The records →
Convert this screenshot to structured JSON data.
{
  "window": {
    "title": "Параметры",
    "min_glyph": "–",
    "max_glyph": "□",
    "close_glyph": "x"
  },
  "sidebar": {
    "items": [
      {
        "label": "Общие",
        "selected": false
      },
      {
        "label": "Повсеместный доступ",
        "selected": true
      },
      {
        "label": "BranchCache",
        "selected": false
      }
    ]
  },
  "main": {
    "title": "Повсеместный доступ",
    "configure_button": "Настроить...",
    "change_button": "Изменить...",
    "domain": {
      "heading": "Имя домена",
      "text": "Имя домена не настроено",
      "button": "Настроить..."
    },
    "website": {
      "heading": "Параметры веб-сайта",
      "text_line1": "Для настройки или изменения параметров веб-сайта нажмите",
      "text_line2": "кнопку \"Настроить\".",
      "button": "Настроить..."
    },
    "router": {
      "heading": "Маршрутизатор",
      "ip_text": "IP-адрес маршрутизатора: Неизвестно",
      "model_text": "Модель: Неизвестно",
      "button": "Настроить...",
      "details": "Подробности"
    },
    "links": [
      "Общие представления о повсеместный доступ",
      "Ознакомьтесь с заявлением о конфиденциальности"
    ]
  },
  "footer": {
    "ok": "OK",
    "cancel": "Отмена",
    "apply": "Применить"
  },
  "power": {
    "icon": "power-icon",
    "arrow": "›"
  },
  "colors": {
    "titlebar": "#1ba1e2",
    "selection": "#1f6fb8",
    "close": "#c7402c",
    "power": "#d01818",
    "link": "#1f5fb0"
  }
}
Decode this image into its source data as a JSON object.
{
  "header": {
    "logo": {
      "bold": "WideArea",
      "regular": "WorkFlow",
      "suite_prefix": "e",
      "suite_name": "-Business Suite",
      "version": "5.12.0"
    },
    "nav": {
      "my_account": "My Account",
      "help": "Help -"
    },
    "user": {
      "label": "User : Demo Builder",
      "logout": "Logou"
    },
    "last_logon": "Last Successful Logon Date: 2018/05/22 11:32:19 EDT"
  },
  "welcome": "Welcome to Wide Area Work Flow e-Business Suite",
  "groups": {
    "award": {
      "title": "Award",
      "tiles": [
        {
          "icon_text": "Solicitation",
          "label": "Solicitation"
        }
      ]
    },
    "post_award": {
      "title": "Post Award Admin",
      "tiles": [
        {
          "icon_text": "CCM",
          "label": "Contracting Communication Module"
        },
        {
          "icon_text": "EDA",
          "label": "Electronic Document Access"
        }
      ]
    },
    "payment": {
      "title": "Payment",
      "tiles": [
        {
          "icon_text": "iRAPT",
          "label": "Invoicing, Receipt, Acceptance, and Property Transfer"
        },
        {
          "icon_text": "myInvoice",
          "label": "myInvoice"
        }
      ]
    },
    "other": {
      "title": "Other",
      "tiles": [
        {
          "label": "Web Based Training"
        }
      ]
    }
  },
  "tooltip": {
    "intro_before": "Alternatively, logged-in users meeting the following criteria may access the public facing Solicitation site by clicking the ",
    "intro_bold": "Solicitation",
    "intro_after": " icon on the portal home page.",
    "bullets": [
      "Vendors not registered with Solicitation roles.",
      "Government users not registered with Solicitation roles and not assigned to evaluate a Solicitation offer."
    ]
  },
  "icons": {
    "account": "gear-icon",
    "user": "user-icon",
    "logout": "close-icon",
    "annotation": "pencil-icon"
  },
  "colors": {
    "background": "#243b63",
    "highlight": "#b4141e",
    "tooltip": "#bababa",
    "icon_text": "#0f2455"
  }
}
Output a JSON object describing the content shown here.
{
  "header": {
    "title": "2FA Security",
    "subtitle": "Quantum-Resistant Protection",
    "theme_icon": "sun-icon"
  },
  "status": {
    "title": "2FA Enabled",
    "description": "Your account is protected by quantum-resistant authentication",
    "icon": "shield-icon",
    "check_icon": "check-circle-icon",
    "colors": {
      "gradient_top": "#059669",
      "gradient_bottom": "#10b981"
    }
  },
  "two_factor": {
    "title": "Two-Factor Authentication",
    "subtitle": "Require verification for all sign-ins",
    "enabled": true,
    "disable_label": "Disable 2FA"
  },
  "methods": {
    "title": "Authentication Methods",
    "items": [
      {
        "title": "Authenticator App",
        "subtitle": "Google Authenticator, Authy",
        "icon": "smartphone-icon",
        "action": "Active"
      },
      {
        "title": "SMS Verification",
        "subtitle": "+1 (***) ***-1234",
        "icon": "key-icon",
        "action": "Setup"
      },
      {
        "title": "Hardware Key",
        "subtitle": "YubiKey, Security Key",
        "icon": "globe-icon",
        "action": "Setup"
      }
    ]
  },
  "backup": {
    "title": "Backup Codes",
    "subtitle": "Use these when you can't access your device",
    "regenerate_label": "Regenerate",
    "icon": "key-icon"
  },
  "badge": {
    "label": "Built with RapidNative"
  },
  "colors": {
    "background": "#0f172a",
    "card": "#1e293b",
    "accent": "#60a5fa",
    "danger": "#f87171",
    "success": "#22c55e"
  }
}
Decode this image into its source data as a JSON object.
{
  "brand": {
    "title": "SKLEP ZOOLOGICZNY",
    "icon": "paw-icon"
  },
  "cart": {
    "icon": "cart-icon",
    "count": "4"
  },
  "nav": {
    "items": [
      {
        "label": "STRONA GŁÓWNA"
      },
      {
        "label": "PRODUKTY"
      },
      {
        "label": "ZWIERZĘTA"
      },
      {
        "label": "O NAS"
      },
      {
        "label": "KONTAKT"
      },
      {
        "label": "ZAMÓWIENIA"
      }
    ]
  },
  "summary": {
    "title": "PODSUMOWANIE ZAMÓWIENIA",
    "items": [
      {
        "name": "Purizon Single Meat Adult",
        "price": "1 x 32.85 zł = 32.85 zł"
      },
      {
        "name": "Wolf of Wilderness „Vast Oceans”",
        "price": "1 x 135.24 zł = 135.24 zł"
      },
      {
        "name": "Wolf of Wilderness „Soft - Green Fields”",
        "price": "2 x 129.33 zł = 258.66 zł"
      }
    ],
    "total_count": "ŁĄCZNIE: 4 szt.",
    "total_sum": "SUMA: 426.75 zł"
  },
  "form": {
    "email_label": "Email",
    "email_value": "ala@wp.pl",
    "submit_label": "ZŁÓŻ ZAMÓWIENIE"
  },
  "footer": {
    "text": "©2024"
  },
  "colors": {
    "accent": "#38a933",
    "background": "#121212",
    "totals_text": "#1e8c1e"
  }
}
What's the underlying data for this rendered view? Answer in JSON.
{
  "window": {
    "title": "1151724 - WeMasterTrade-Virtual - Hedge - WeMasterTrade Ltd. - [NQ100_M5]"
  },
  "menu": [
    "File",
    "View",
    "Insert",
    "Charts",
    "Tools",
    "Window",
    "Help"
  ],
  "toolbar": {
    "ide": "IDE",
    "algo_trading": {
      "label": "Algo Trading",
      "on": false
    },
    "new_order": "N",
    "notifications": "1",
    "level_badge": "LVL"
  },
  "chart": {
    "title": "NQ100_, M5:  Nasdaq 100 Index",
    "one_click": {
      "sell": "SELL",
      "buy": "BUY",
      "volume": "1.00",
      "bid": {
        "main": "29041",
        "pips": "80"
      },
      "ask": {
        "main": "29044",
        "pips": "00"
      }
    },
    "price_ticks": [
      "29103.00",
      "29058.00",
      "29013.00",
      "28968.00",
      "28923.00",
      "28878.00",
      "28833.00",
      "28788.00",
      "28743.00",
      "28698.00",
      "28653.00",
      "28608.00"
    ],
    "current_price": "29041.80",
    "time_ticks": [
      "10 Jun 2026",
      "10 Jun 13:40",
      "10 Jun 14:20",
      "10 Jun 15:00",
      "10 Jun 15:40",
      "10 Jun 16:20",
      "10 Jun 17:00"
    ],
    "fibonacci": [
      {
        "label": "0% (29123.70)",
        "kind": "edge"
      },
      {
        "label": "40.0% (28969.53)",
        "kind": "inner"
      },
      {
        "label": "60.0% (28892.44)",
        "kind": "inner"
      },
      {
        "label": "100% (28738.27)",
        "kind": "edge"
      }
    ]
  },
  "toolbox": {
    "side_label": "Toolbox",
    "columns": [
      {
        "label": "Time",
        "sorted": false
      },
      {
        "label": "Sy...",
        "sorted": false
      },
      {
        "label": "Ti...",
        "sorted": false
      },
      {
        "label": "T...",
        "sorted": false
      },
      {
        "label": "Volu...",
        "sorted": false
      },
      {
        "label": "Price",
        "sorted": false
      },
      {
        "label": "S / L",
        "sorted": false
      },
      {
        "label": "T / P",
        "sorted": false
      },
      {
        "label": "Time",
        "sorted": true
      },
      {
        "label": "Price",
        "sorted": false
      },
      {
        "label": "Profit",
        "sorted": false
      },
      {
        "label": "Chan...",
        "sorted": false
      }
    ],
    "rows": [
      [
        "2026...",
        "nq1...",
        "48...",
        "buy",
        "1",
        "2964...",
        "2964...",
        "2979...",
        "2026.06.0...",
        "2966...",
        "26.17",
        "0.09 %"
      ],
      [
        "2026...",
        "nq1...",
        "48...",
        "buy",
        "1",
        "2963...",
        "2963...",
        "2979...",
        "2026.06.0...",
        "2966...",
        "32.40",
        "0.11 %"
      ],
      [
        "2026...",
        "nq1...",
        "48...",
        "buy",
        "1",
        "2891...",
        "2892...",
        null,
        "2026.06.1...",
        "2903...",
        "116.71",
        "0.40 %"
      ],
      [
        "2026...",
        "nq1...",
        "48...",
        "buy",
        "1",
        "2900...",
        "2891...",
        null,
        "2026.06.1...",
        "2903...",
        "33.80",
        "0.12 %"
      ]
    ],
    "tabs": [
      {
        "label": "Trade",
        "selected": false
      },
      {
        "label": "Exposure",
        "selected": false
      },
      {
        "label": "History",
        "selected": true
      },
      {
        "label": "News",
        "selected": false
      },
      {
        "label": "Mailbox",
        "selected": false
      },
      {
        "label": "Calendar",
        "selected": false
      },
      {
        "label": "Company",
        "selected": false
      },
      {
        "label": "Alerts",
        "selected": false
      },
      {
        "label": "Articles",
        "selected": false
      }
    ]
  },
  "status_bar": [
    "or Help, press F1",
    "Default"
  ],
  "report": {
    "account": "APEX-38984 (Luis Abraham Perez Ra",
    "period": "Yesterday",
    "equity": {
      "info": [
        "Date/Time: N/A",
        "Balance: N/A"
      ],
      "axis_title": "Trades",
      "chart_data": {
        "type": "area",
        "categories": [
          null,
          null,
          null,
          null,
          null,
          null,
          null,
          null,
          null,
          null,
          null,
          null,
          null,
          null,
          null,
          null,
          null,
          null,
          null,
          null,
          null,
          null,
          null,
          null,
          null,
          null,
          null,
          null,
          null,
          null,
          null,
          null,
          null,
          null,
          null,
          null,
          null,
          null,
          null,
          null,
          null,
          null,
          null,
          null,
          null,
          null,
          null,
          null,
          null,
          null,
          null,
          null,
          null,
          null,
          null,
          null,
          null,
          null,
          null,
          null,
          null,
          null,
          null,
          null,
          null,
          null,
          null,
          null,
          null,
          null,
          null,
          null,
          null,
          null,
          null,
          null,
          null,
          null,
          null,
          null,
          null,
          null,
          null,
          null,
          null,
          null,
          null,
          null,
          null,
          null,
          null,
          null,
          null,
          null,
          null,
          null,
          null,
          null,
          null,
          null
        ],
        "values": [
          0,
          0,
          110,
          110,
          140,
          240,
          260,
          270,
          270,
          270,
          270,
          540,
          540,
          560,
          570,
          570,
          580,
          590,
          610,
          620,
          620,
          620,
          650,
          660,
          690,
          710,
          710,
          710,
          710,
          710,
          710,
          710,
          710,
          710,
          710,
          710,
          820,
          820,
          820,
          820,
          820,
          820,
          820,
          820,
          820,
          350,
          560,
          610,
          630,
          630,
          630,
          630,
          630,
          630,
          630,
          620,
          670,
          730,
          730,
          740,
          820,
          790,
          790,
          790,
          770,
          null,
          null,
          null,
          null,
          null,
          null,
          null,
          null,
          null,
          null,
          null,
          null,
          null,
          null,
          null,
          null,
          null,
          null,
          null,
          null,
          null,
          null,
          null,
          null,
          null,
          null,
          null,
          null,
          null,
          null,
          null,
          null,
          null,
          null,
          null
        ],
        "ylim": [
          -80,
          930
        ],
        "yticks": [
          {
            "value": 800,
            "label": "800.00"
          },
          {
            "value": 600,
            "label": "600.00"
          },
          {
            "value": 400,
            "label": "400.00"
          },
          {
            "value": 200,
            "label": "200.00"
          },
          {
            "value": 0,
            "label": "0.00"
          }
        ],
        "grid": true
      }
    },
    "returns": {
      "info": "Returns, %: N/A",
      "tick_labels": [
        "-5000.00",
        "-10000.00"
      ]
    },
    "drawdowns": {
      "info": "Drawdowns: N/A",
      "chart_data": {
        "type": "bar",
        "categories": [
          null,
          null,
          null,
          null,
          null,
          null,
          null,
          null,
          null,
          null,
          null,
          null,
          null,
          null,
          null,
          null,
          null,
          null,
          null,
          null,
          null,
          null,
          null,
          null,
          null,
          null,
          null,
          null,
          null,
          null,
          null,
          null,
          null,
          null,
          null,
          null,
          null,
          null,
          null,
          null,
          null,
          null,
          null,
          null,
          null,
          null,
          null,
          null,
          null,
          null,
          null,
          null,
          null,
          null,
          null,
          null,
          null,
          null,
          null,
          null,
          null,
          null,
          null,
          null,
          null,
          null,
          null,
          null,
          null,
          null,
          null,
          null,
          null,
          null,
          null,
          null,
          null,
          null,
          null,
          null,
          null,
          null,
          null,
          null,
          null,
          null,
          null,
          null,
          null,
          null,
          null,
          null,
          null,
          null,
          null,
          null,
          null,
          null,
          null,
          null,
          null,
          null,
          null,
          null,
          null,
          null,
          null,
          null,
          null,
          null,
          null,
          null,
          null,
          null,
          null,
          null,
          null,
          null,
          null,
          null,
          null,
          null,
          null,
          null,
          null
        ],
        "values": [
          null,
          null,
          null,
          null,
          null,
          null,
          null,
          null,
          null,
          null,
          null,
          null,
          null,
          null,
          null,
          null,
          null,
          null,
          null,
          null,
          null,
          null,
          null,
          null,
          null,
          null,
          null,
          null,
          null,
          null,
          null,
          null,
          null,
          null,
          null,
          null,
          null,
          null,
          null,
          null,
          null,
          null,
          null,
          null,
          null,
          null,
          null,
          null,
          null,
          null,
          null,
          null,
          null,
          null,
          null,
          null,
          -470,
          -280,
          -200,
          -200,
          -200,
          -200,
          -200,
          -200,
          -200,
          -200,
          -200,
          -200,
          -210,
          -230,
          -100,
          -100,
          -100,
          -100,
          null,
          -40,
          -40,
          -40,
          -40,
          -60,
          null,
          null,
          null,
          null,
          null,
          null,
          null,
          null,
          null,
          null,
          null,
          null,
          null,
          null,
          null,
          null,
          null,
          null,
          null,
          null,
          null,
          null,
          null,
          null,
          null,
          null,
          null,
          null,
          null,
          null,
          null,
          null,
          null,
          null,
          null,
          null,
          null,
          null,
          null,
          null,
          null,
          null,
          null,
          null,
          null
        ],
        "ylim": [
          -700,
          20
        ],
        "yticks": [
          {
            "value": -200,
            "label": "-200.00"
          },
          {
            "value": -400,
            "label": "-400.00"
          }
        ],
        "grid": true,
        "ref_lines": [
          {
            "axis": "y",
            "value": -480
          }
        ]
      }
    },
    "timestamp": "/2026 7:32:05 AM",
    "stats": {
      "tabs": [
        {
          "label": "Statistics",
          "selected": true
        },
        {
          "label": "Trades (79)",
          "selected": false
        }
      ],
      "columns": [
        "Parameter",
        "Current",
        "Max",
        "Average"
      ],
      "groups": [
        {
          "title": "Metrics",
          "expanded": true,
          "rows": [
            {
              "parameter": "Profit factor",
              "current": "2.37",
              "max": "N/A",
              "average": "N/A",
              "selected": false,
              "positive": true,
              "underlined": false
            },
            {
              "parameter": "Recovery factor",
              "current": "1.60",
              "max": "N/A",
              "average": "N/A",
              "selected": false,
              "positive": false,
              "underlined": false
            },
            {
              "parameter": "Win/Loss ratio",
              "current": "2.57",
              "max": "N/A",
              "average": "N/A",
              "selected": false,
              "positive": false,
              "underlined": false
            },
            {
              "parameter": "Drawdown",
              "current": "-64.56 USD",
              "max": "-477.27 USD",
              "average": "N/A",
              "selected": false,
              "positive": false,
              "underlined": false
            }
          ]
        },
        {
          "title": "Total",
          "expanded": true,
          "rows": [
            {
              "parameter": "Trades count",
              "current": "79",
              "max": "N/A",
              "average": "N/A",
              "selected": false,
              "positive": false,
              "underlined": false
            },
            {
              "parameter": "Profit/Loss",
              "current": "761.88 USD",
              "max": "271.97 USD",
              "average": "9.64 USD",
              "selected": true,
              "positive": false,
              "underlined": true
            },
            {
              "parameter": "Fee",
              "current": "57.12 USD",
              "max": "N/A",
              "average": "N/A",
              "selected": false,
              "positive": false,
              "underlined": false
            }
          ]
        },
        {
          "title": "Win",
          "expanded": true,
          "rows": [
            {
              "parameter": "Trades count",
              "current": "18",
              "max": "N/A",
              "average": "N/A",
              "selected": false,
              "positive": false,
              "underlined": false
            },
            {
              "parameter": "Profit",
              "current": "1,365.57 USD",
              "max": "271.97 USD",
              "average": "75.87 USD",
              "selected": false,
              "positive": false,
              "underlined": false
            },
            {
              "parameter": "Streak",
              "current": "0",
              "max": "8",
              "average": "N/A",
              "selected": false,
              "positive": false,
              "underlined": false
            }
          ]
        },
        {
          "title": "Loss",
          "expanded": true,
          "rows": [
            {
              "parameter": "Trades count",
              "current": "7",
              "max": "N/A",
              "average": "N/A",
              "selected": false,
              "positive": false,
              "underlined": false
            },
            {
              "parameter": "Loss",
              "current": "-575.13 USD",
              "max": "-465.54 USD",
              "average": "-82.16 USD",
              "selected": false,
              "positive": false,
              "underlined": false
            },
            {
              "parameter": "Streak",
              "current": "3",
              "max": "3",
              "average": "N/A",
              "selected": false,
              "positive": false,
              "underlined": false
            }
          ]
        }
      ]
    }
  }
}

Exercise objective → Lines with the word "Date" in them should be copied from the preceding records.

Expected output →
    "last_logon": "Last Successful Logon Date: 2018/05/22 11:32:19 EDT"
        "Date/Time: N/A",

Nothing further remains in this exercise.